----- SUPPLIED DATA -----

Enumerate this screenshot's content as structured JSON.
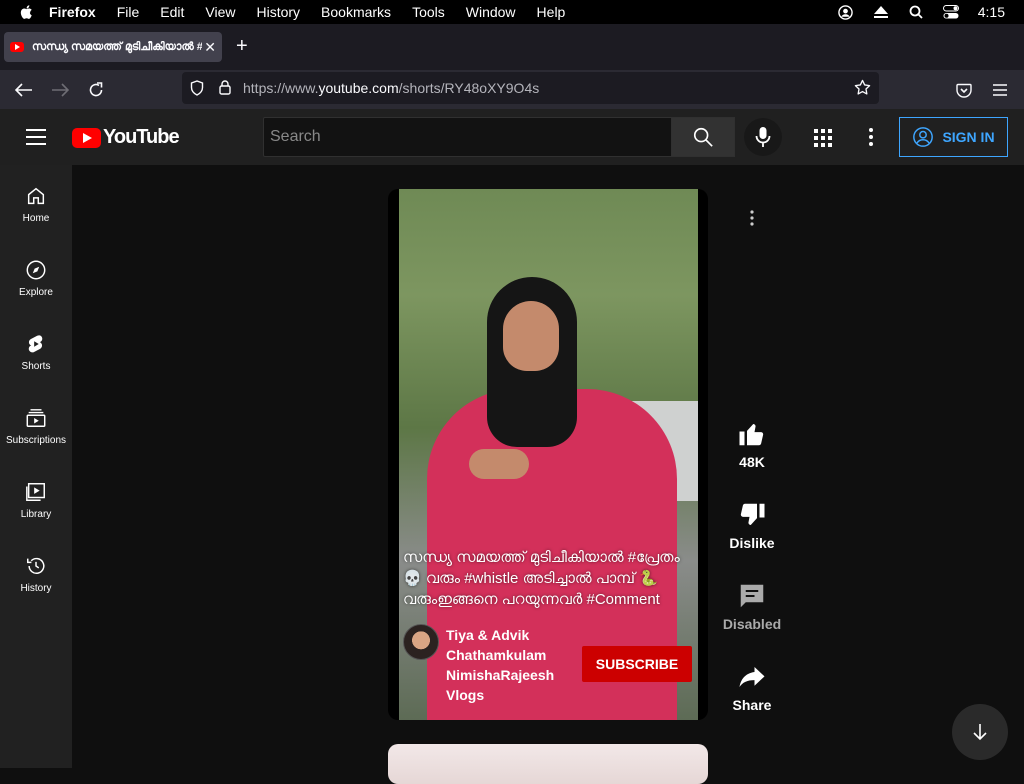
{
  "menubar": {
    "app_name": "Firefox",
    "items": [
      "File",
      "Edit",
      "View",
      "History",
      "Bookmarks",
      "Tools",
      "Window",
      "Help"
    ],
    "clock": "4:15"
  },
  "browser": {
    "tab_title": "സന്ധ്യ സമയത്ത് മുടിചീകിയാൽ #",
    "url_prefix": "https://www.",
    "url_domain": "youtube.com",
    "url_path": "/shorts/RY48oXY9O4s"
  },
  "youtube": {
    "logo_text": "YouTube",
    "search_placeholder": "Search",
    "sign_in": "SIGN IN",
    "sidebar": [
      {
        "label": "Home",
        "icon": "home-icon"
      },
      {
        "label": "Explore",
        "icon": "explore-icon"
      },
      {
        "label": "Shorts",
        "icon": "shorts-icon"
      },
      {
        "label": "Subscriptions",
        "icon": "subscriptions-icon"
      },
      {
        "label": "Library",
        "icon": "library-icon"
      },
      {
        "label": "History",
        "icon": "history-icon"
      }
    ],
    "short": {
      "caption": "സന്ധ്യ സമയത്ത് മുടിചീകിയാൽ #പ്രേതം 💀 വരും #whistle അടിച്ചാൽ പാമ്പ് 🐍 വരുംഇങ്ങനെ പറയുന്നവർ #Comment",
      "channel_name": "Tiya & Advik Chathamkulam NimishaRajeesh Vlogs",
      "subscribe": "SUBSCRIBE"
    },
    "actions": {
      "like_count": "48K",
      "dislike_label": "Dislike",
      "comments_label": "Disabled",
      "share_label": "Share"
    }
  },
  "colors": {
    "accent_blue": "#3ea6ff",
    "subscribe_red": "#cc0000",
    "youtube_red": "#ff0000"
  }
}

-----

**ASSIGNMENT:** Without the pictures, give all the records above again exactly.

**SOLUTION TO THIS PROBLEM:**
Enumerate this screenshot's content as structured JSON.
{
  "menubar": {
    "app_name": "Firefox",
    "items": [
      "File",
      "Edit",
      "View",
      "History",
      "Bookmarks",
      "Tools",
      "Window",
      "Help"
    ],
    "clock": "4:15"
  },
  "browser": {
    "tab_title": "സന്ധ്യ സമയത്ത് മുടിചീകിയാൽ #",
    "url_prefix": "https://www.",
    "url_domain": "youtube.com",
    "url_path": "/shorts/RY48oXY9O4s"
  },
  "youtube": {
    "logo_text": "YouTube",
    "search_placeholder": "Search",
    "sign_in": "SIGN IN",
    "sidebar": [
      {
        "label": "Home",
        "icon": "home-icon"
      },
      {
        "label": "Explore",
        "icon": "explore-icon"
      },
      {
        "label": "Shorts",
        "icon": "shorts-icon"
      },
      {
        "label": "Subscriptions",
        "icon": "subscriptions-icon"
      },
      {
        "label": "Library",
        "icon": "library-icon"
      },
      {
        "label": "History",
        "icon": "history-icon"
      }
    ],
    "short": {
      "caption": "സന്ധ്യ സമയത്ത് മുടിചീകിയാൽ #പ്രേതം 💀 വരും #whistle അടിച്ചാൽ പാമ്പ് 🐍 വരുംഇങ്ങനെ പറയുന്നവർ #Comment",
      "channel_name": "Tiya & Advik Chathamkulam NimishaRajeesh Vlogs",
      "subscribe": "SUBSCRIBE"
    },
    "actions": {
      "like_count": "48K",
      "dislike_label": "Dislike",
      "comments_label": "Disabled",
      "share_label": "Share"
    }
  },
  "colors": {
    "accent_blue": "#3ea6ff",
    "subscribe_red": "#cc0000",
    "youtube_red": "#ff0000"
  }
}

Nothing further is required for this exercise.